To defend against dangerous pathogens, the body’s second line of defense—adaptive immunity—is key. Although it might be slow to respond when compared to the body’s first line of defense (the innate immune system) the adaptive immune system is a complex system that focuses on precision and memory rather than speed.

Adaptive immunity is the reason why the body takes less time after the first exposure to recover from diseases like the common cold or the flu.

What Is Innate Immunity?

Innate immunity is acquired from one’s genetic makeup. The innate immune response can quickly protect the body against some viruses and bacteria but it can’t tell the difference between one virus or another.

It employs three different kinds of barriers:

  • Physical barriers: Mucous membranes, earwax, and stomach acids
  • Chemical barriers: Enzymes that kill pathogens which are found in sweat, mucus, tears, and saliva
  • Cellular defenses: Natural killer cells, including macrophages, neutrophils, and dendritic cells

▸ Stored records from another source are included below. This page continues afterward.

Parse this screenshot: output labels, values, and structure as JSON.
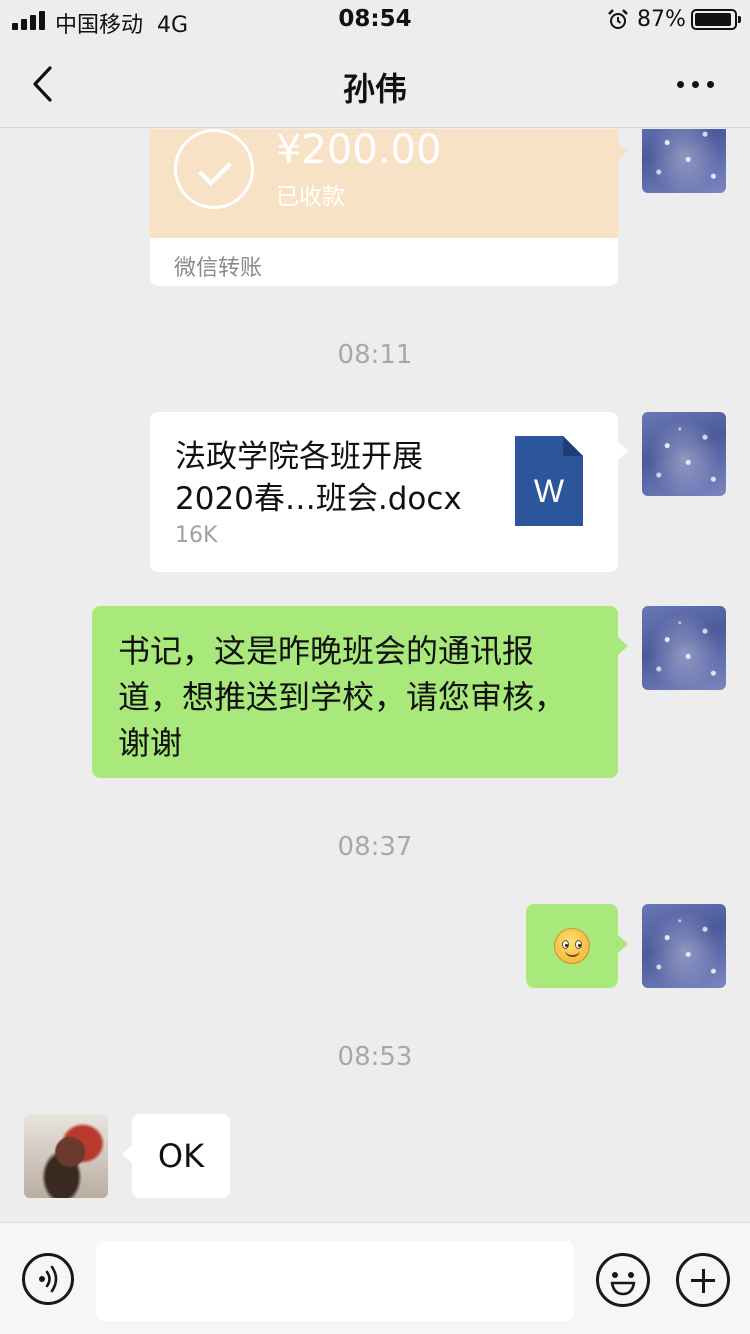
{
  "status_bar": {
    "carrier": "中国移动",
    "network": "4G",
    "time": "08:54",
    "battery_percent": "87%",
    "battery_level": 0.87,
    "icons": [
      "signal-icon",
      "alarm-icon",
      "battery-icon"
    ]
  },
  "nav": {
    "title": "孙伟",
    "back_icon": "chevron-left-icon",
    "more_icon": "more-icon"
  },
  "messages": {
    "transfer": {
      "amount": "¥200.00",
      "status": "已收款",
      "footer": "微信转账"
    },
    "timestamp_1": "08:11",
    "file": {
      "name": "法政学院各班开展2020春…班会.docx",
      "size": "16K",
      "icon_letter": "W"
    },
    "text_1": "书记，这是昨晚班会的通讯报道，想推送到学校，请您审核，谢谢",
    "timestamp_2": "08:37",
    "emoji": "smiley",
    "timestamp_3": "08:53",
    "reply": "OK"
  },
  "input_bar": {
    "placeholder": "",
    "icons": [
      "voice-icon",
      "emoji-icon",
      "plus-icon"
    ]
  },
  "colors": {
    "background": "#ededed",
    "bubble_green": "#a9e97b",
    "transfer_orange": "#f8e2c5",
    "word_blue": "#2b579a"
  }
}
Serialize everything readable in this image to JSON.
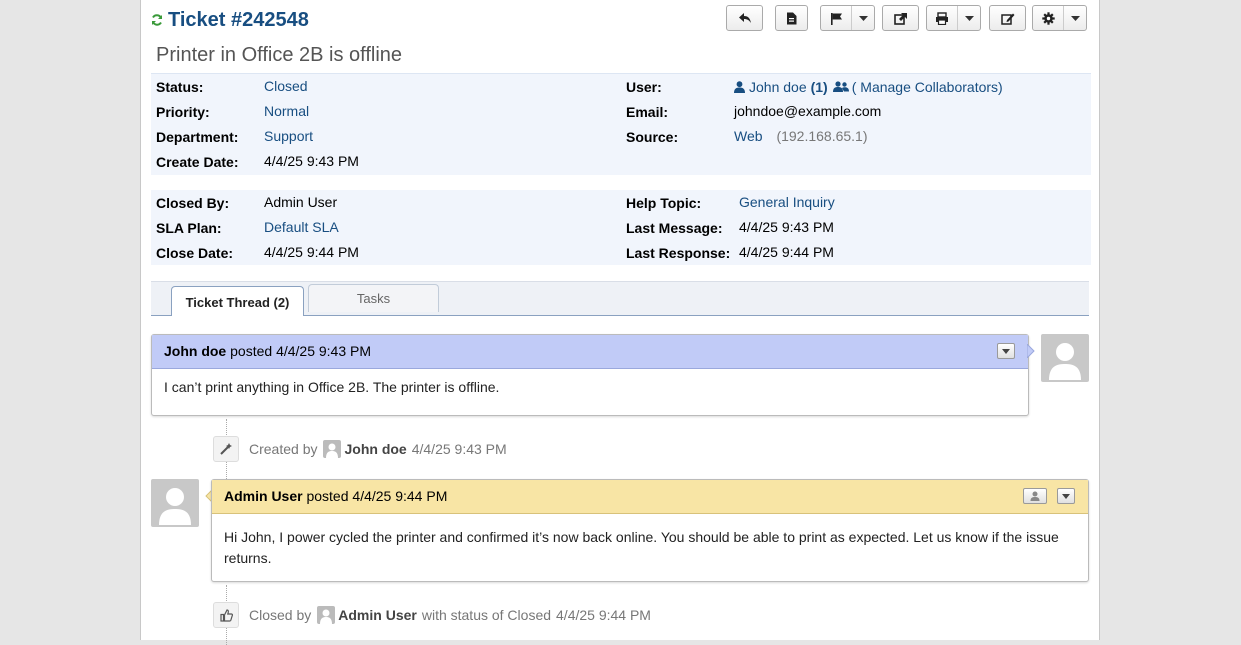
{
  "ticket": {
    "title": "Ticket #242548",
    "subject": "Printer in Office 2B is offline"
  },
  "toolbar": {
    "icons": [
      "reply-icon",
      "note-icon",
      "flag-icon",
      "share-icon",
      "print-icon",
      "edit-icon",
      "gear-icon"
    ]
  },
  "info": {
    "status_label": "Status:",
    "status": "Closed",
    "priority_label": "Priority:",
    "priority": "Normal",
    "department_label": "Department:",
    "department": "Support",
    "create_date_label": "Create Date:",
    "create_date": "4/4/25 9:43 PM",
    "user_label": "User:",
    "user": "John doe",
    "user_count": "(1)",
    "collaborators": "( Manage Collaborators)",
    "email_label": "Email:",
    "email": "johndoe@example.com",
    "source_label": "Source:",
    "source": "Web",
    "source_ip": "(192.168.65.1)"
  },
  "info2": {
    "closed_by_label": "Closed By:",
    "closed_by": "Admin User",
    "sla_label": "SLA Plan:",
    "sla": "Default SLA",
    "close_date_label": "Close Date:",
    "close_date": "4/4/25 9:44 PM",
    "help_topic_label": "Help Topic:",
    "help_topic": "General Inquiry",
    "last_message_label": "Last Message:",
    "last_message": "4/4/25 9:43 PM",
    "last_response_label": "Last Response:",
    "last_response": "4/4/25 9:44 PM"
  },
  "tabs": [
    {
      "label": "Ticket Thread (2)",
      "active": true
    },
    {
      "label": "Tasks",
      "active": false
    }
  ],
  "thread": {
    "message": {
      "author": "John doe",
      "posted": "posted",
      "time": "4/4/25 9:43 PM",
      "body": "I can’t print anything in Office 2B. The printer is offline."
    },
    "event_created": {
      "prefix": "Created by",
      "who": "John doe",
      "time": "4/4/25 9:43 PM"
    },
    "response": {
      "author": "Admin User",
      "posted": "posted",
      "time": "4/4/25 9:44 PM",
      "body": "Hi John, I power cycled the printer and confirmed it’s now back online. You should be able to print as expected. Let us know if the issue returns."
    },
    "event_closed": {
      "prefix": "Closed by",
      "who": "Admin User",
      "suffix": "with status of Closed",
      "time": "4/4/25 9:44 PM"
    }
  },
  "colors": {
    "link": "#184E81",
    "message_header": "#C1CBF7",
    "response_header": "#F8E5A5",
    "info_bg": "#F1F5FC"
  }
}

The purpose of the body’s innate immune response is to prevent the spread of pathogens throughout the body as quickly as possible. An example of this would be coughing. Since coughing propels air and particles from your lungs at speeds of up to 50 miles per hour, most germs, mucus, dust, and other potential threats are expelled before they can even enter the bloodstream.

If a threat does make its way to the bloodstream, the innate immune system first employs nonspecific cellular defenses such as natural killer cells that:

  • Limit the spread of infection.
  • Prevent further tissue damage to cuts or bruises.
  • Kill cancerous cells and help control immune responses.

Natural killer cells can fend off most pathogens but are not as effective against specific invaders known as antigens or immunogens.

Adaptive Immunity: Vital Against Specific Invaders

Unlike innate immunity and its many non-specific defense mechanisms, adaptive immunity employs a class of white blood cells called lymphocytes that specialize in fighting off specific antigens and immunogens.

There are 2 types of lymphocytes:

    • Regulatory T Cells: T cells bind and kill cancerous cells. They are direct fighters that secrete chemical messengers called cytokines that stimulate B cells to produce antibodies.
    • B Cells: B cells determine the specific immune response and produce the antibodies that fight antigens.

It takes lymphocytes longer to react to pathogens at first because they must analyze a specific antigen and store it in their memory. Through a process called clonal expansion, the body produces millions of these antigen-specific lymphocytes and memorizes—for many years—how to combat several types of antigens.